*Exercise instructions*. Search each line below for the word "можете" and list those that contain it.

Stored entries
────────────────
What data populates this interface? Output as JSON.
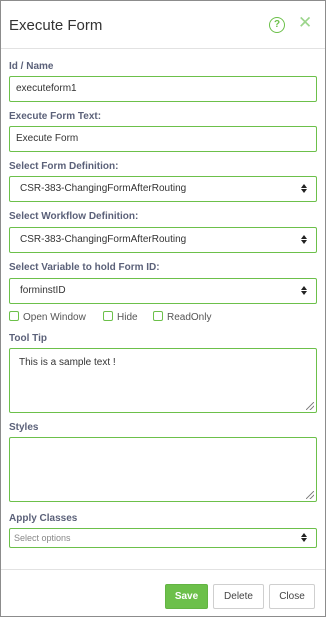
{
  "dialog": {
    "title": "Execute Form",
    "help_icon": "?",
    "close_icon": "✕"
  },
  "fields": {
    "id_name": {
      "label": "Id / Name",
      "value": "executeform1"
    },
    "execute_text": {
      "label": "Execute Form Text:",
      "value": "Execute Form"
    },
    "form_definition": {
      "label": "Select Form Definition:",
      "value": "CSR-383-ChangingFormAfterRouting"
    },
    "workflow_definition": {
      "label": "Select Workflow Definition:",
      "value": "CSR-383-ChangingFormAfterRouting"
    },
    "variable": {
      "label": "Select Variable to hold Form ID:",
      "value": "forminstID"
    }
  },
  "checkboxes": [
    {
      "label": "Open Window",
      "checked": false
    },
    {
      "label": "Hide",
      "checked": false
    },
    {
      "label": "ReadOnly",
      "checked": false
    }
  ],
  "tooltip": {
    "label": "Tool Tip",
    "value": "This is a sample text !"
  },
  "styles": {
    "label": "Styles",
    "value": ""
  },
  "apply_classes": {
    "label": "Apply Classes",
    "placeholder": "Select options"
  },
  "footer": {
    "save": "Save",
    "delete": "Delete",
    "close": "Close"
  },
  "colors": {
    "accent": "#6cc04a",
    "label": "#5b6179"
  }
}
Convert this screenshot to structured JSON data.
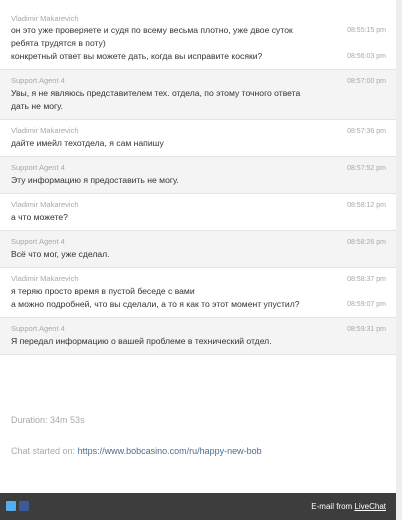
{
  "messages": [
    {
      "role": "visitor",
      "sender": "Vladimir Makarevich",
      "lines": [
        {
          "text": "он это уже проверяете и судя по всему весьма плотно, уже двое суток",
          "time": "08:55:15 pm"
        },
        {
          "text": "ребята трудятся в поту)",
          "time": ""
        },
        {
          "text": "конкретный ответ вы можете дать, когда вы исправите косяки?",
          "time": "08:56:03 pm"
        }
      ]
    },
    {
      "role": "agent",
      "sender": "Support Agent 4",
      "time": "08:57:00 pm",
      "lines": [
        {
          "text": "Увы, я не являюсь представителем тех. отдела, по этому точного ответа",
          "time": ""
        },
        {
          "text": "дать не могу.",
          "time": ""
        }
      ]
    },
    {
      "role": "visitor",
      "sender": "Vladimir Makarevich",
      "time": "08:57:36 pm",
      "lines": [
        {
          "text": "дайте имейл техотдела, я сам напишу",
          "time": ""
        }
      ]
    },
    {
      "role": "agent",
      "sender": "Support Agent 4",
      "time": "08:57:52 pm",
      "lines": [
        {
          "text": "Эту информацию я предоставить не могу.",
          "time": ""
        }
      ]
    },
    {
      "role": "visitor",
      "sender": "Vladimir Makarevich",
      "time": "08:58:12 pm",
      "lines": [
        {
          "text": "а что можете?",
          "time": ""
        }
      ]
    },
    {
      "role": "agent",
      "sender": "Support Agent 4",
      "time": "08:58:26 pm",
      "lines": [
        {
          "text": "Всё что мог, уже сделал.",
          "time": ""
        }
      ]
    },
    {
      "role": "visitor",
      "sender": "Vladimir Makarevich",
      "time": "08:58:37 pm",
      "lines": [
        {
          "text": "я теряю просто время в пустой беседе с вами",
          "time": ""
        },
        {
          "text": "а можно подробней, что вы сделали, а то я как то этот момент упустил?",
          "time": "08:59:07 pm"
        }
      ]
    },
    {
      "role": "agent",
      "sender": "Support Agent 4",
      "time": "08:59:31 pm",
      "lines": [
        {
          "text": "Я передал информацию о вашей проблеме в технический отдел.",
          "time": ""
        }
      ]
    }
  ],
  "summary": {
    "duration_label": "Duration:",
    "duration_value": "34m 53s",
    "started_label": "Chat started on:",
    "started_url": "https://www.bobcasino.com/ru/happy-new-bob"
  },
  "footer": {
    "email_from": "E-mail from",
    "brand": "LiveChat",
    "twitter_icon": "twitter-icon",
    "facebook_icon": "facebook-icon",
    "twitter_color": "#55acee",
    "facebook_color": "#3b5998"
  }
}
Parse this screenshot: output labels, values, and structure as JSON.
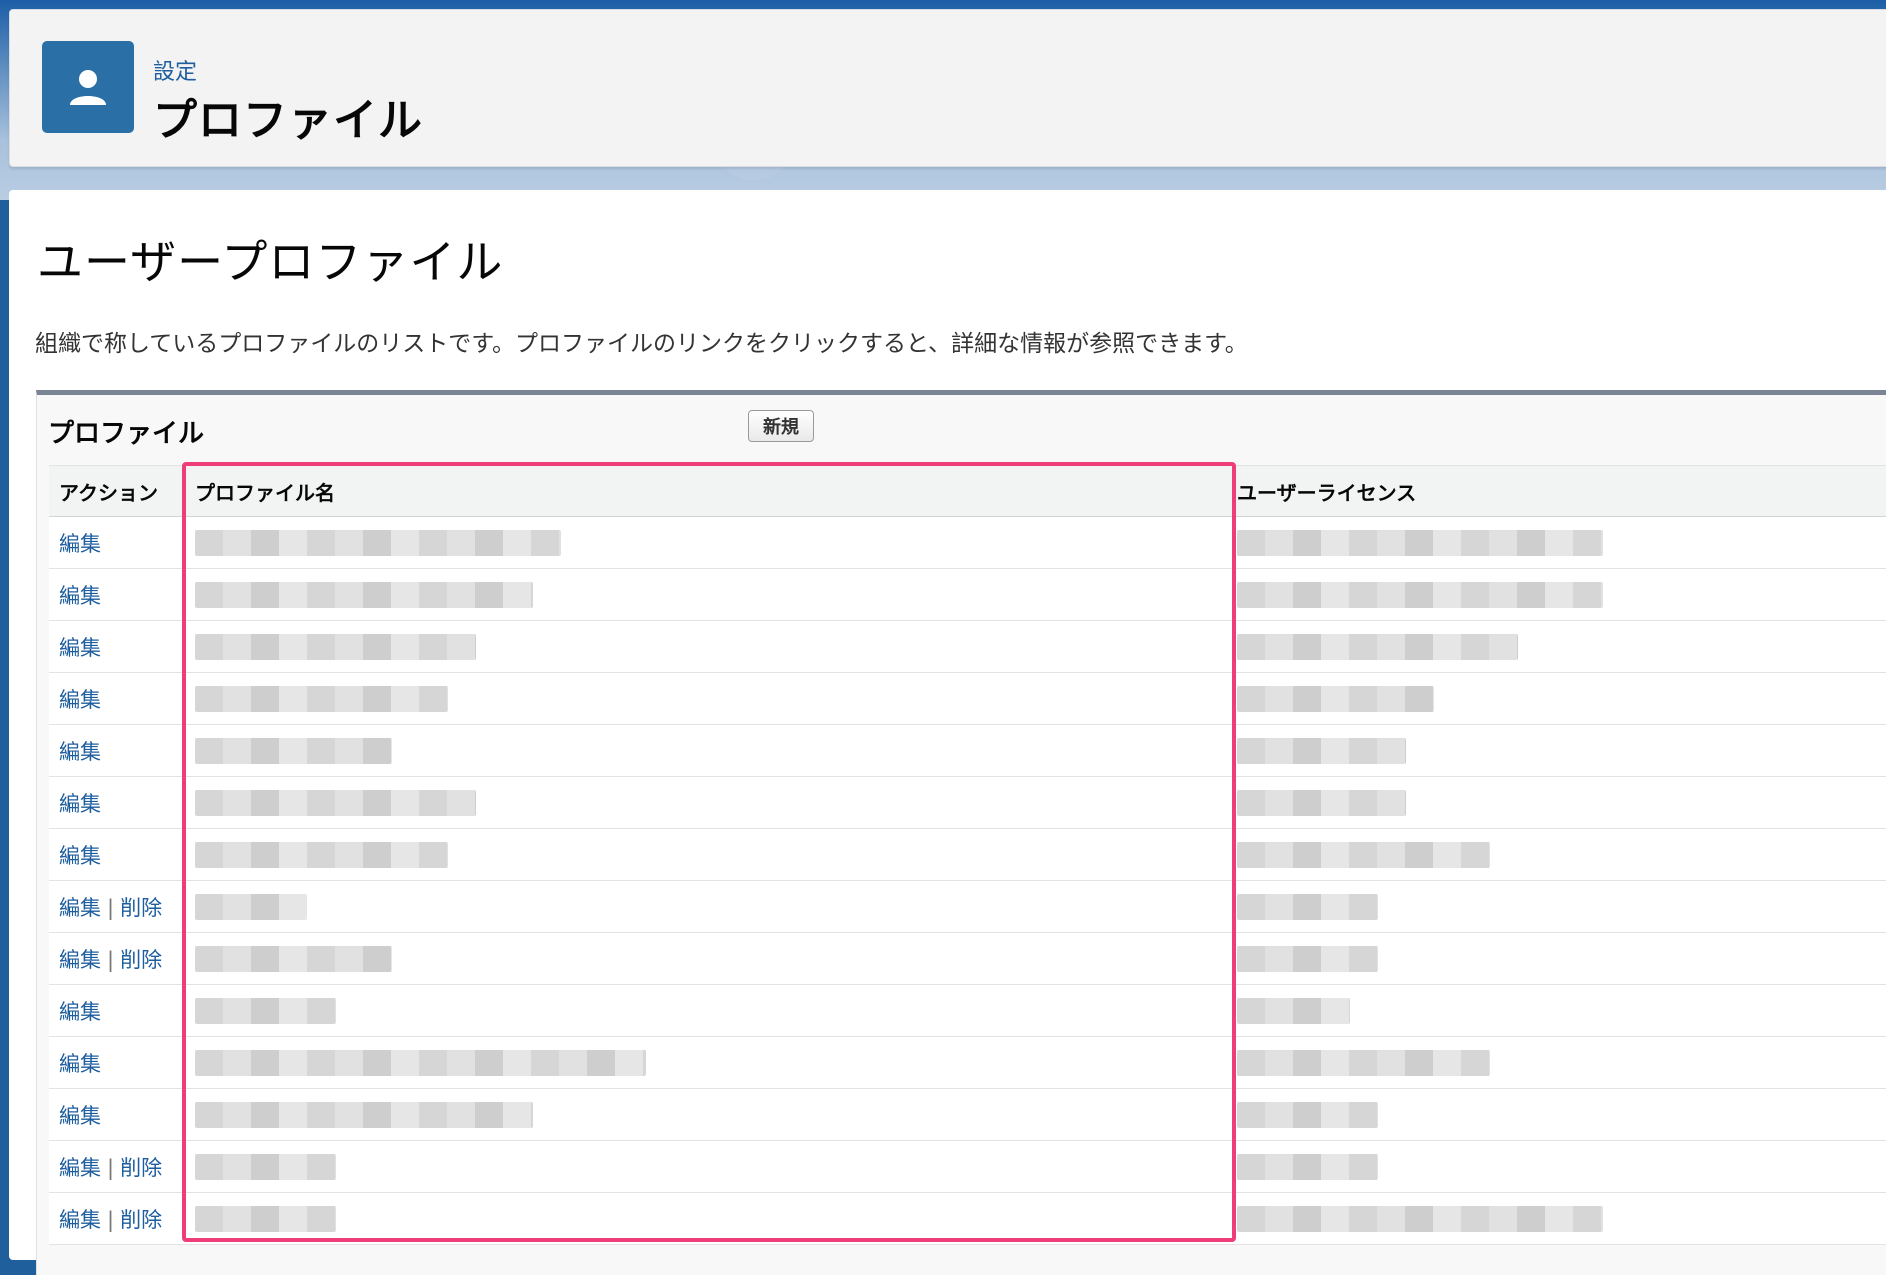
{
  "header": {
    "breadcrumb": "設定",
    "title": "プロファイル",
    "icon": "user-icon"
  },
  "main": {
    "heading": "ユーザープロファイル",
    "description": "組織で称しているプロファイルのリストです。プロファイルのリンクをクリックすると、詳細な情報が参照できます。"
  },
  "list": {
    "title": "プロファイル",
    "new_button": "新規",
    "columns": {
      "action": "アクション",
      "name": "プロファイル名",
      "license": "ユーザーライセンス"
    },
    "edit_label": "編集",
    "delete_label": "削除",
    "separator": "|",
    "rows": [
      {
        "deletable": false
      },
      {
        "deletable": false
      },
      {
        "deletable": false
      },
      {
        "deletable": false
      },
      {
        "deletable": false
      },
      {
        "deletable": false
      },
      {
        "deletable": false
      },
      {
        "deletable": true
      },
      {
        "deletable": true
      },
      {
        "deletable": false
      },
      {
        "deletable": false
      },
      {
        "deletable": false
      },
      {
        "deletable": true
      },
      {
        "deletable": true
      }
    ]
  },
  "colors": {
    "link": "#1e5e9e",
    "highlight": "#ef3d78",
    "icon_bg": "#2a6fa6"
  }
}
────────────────
*Answer section*.
          "text": "конкретный ответ вы можете дать, когда вы исправите косяки?",
          "text": "а что можете?",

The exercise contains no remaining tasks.